What Matip has brought to the table for Liverpool in the past couple seasons is a centre back with some play-style variety that, while he’s gotten in trouble for it from time to time, allows him to be matched well in different situations. He can step out of the defensive line and hold it steady with equal proficiency. Though aerially Matip was distant in the match against Watford, he’s been a good presence in the air for Liverpool. In terms of aggression, he can be a bit too passive at times, but Matip’s patience with the opposition in possession has proven that he reads and reacts to situations well enough.
Put simply, not too shabby
The point is that, yes, squad depth is more important than ever. Liverpool supporters have been reminded fairly recently the perils of lacking depth, especially the season after landing in the Champions League places.
And there’s no doubt, in terms of both pure footballing ability and defensive solidarity, Matip can be improved upon. Further, Manchester City, the Spanish powerhouses Barcelona and Real Madrid, Bayern Munich, and more clubs littered with quality throughout their squad have proven that some of the best defenders in the world are willing to rotate if it means playing with a great team.
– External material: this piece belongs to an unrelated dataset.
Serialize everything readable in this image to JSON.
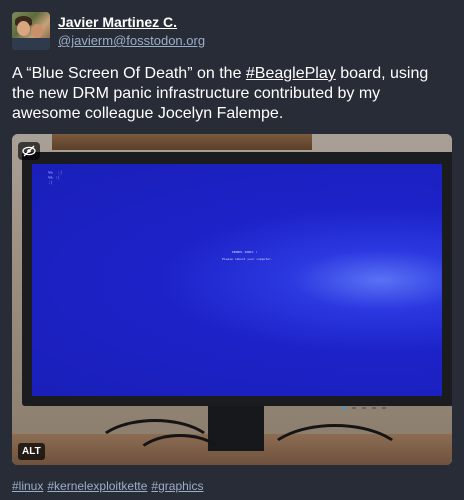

But with other positions on the pitch that need strengthening – rotation for Roberto Firmino, more than just Xherdan Shaqiri to replace either winger and the endless midfield discussion all apply here – centre-back could be an area that is left as is going into next season and beyond.
Compared with some of the options available to past Premier League winners, there’s just not that much wrong with having Matip fill in when needed. Most Liverpool fans wouldn’t trade van Dijk or, when healthy, Joe Gomez for another player that would knock Matip farther down the pecking order. Which means fourth-choice gets improved upon by offloading either Lovren or the Cameroonian international. Whether that’s a direct necessity or otherwise is a something for you to decide for yourself.
For the moment, however, Matip is here at Liverpool putting in performances despite getting nearly no minutes in the entire first half of the season. If that form continues when he’s needed, most will argue that having Matip around is a pretty good thing.